When a business wants to bring forward a proposal to reduce energy consumption in their company, this can often be effectively achieved, and it is advised to achieve this, by stimulating norms in a company to declare corporate commitment to energy/environmental efficiency. The content of the corporate commitment should mostly contain objectives and goals, quantitative targets, share commitment on corporate agreements (such as standards, or statements from the European Commission). It should also detail how the company will support this strategy and, on the other hand, how employees can also support the strategy to bring the company forward. It can be decided whether to publish the document internally, or externally. When published externally, it can be a powerful marketing tool.
About norms for the studies carried out on the companies, it was shown that people already considered that they had a role to play in the company to save energy. When asked if it was a company norm to save energy there was also agreement, although this was not as strong. So how do we involve employees? The community aspect is important. This is important for managers or team leaders to recognize as it is a way of involving employees in the project.

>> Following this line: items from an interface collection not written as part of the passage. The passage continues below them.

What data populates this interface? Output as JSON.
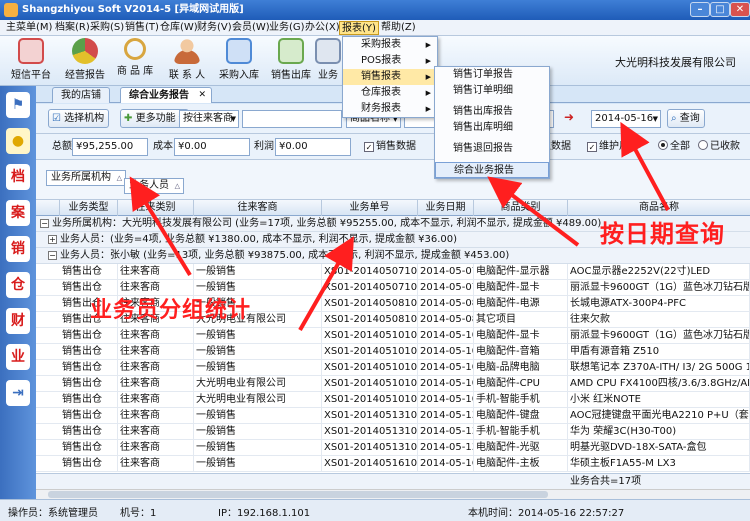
{
  "window": {
    "title": "Shangzhiyou Soft V2014-5 [异域网试用版]"
  },
  "menubar": [
    {
      "label": "主菜单(M)"
    },
    {
      "label": "档案(R)"
    },
    {
      "label": "采购(S)"
    },
    {
      "label": "销售(T)"
    },
    {
      "label": "仓库(W)"
    },
    {
      "label": "财务(V)"
    },
    {
      "label": "会员(W)"
    },
    {
      "label": "业务(G)"
    },
    {
      "label": "办公(X)"
    },
    {
      "label": "报表(Y)"
    },
    {
      "label": "帮助(Z)"
    }
  ],
  "toolbar": {
    "buttons": [
      {
        "label": "短信平台",
        "icon": "envelope-icon",
        "color": "#d24b4b"
      },
      {
        "label": "经营报告",
        "icon": "pie-chart-icon",
        "color": "#e2a12b"
      },
      {
        "label": "商 品 库",
        "icon": "magnifier-icon",
        "color": "#d8a640"
      },
      {
        "label": "联 系 人",
        "icon": "person-icon",
        "color": "#c86a3a"
      },
      {
        "label": "采购入库",
        "icon": "cart-icon",
        "color": "#4f8ad6"
      },
      {
        "label": "销售出库",
        "icon": "box-icon",
        "color": "#6aa84f"
      },
      {
        "label": "业务",
        "icon": "report-icon",
        "color": "#7a8fb0"
      }
    ],
    "company": "大光明科技发展有限公司"
  },
  "sidebar": [
    {
      "label": "",
      "icon": "flag-icon"
    },
    {
      "label": "",
      "icon": "bulb-icon"
    },
    {
      "label": "档"
    },
    {
      "label": "案"
    },
    {
      "label": "销"
    },
    {
      "label": "仓"
    },
    {
      "label": "财"
    },
    {
      "label": "业"
    },
    {
      "label": "",
      "icon": "exit-icon"
    }
  ],
  "tabs": [
    {
      "label": "我的店铺"
    },
    {
      "label": "综合业务报告"
    }
  ],
  "filter1": {
    "select_org": "选择机构",
    "more": "更多功能",
    "customer_select": "按往来客商",
    "product_select": "商品名称",
    "date_to": "2014-05-16",
    "query": "查询"
  },
  "filter2": {
    "total_label": "总额",
    "total_value": "¥95,255.00",
    "cost_label": "成本",
    "cost_value": "¥0.00",
    "profit_label": "利润",
    "profit_value": "¥0.00",
    "cb_sales": "销售数据",
    "cb_unit": "单位数据",
    "cb_warranty": "维护用件",
    "r_all": "全部",
    "r_collected": "已收款"
  },
  "grouparea": {
    "chip1": "业务所属机构",
    "chip2": "业务人员"
  },
  "grid": {
    "headers": [
      "业务类型",
      "往来类别",
      "往来客商",
      "业务单号",
      "业务日期",
      "商品类别",
      "商品名称"
    ],
    "group1": "业务所属机构：大光明科技发展有限公司 (业务=17项, 业务总额 ¥95255.00, 成本不显示, 利润不显示, 提成金额 ¥489.00)",
    "group2": "业务人员：(业务=4项, 业务总额 ¥1380.00, 成本不显示, 利润不显示, 提成金额 ¥36.00)",
    "group3": "业务人员：张小敏 (业务=13项, 业务总额 ¥93875.00, 成本不显示, 利润不显示, 提成金额 ¥453.00)",
    "rows": [
      [
        "销售出仓",
        "往来客商",
        "一般销售",
        "XS01-201405071001",
        "2014-05-07",
        "电脑配件-显示器",
        "AOC显示器e2252V(22寸)LED"
      ],
      [
        "销售出仓",
        "往来客商",
        "一般销售",
        "XS01-201405071001",
        "2014-05-07",
        "电脑配件-显卡",
        "丽派显卡9600GT（1G）蓝色冰刀钻石版"
      ],
      [
        "销售出仓",
        "往来客商",
        "一般销售",
        "XS01-201405081001",
        "2014-05-08",
        "电脑配件-电源",
        "长城电源ATX-300P4-PFC"
      ],
      [
        "销售出仓",
        "往来客商",
        "大光明电业有限公司",
        "XS01-201405081002",
        "2014-05-08",
        "其它项目",
        "往来欠款"
      ],
      [
        "销售出仓",
        "往来客商",
        "一般销售",
        "XS01-201405101001",
        "2014-05-10",
        "电脑配件-显卡",
        "丽派显卡9600GT（1G）蓝色冰刀钻石版"
      ],
      [
        "销售出仓",
        "往来客商",
        "一般销售",
        "XS01-201405101001",
        "2014-05-10",
        "电脑配件-音箱",
        "甲盾有源音箱 Z510"
      ],
      [
        "销售出仓",
        "往来客商",
        "一般销售",
        "XS01-201405101001",
        "2014-05-10",
        "电脑-品牌电脑",
        "联想笔记本 Z370A-ITH/ I3/ 2G 500G 1G"
      ],
      [
        "销售出仓",
        "往来客商",
        "大光明电业有限公司",
        "XS01-201405101002",
        "2014-05-10",
        "电脑配件-CPU",
        "AMD CPU FX4100四核/3.6/3.8GHz/AM3+"
      ],
      [
        "销售出仓",
        "往来客商",
        "大光明电业有限公司",
        "XS01-201405101002",
        "2014-05-10",
        "手机-智能手机",
        "小米 红米NOTE"
      ],
      [
        "销售出仓",
        "往来客商",
        "一般销售",
        "XS01-201405131001",
        "2014-05-13",
        "电脑配件-键盘",
        "AOC冠捷键盘平面光电A2210 P+U（套）"
      ],
      [
        "销售出仓",
        "往来客商",
        "一般销售",
        "XS01-201405131001",
        "2014-05-13",
        "手机-智能手机",
        "华为 荣耀3C(H30-T00)"
      ],
      [
        "销售出仓",
        "往来客商",
        "一般销售",
        "XS01-201405131001",
        "2014-05-13",
        "电脑配件-光驱",
        "明基光驱DVD-18X-SATA-盒包"
      ],
      [
        "销售出仓",
        "往来客商",
        "一般销售",
        "XS01-201405161002",
        "2014-05-16",
        "电脑配件-主板",
        "华硕主板F1A55-M LX3"
      ]
    ],
    "footer": "业务合共=17项"
  },
  "statusbar": {
    "operator": "操作员：系统管理员",
    "machine": "机号：1",
    "ip": "IP：192.168.1.101",
    "time": "本机时间：2014-05-16 22:57:27"
  },
  "menus": {
    "report": [
      {
        "label": "采购报表"
      },
      {
        "label": "POS报表"
      },
      {
        "label": "销售报表"
      },
      {
        "label": "仓库报表"
      },
      {
        "label": "财务报表"
      }
    ],
    "sales_sub": [
      {
        "label": "销售订单报告"
      },
      {
        "label": "销售订单明细"
      },
      {
        "label": "销售出库报告"
      },
      {
        "label": "销售出库明细"
      },
      {
        "label": "销售退回报告"
      },
      {
        "label": "综合业务报告"
      }
    ]
  },
  "annotations": {
    "group_stats": "业务员分组统计",
    "date_query": "按日期查询"
  },
  "colors": {
    "accent": "#3b6fbf",
    "annotation": "#ff1f1f",
    "menu_highlight": "#ffe9a6"
  }
}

Apparently, people find it important to share objectives with their colleagues, so obviously a community aspect comes into play. People see the influence that they have. There is also evidence that it is not only the economic aspects that are important, but also the environmental, social and justice reasons which may even weigh more. This is basically because if a person acts pro-environmentally they perceive themselves as eco-friendly which in turn generates a feeling of wellbeing.
Daniel went on to present the portfolio of the project which includes on-site support to young SMEs and Start ups, the mentoring of start-ups through partnerships with incubators and accelerators and business breakfasts with young SMEs (now over in most countries).
The Project has also incorporated on-line tools such as e-learning, a START2ACT challenge run on social networks and a forum where interested parties could interact with the community and ask for advice from experts. Finally, as part of its online presence, the Project has developed a knowledge tree with tailored information.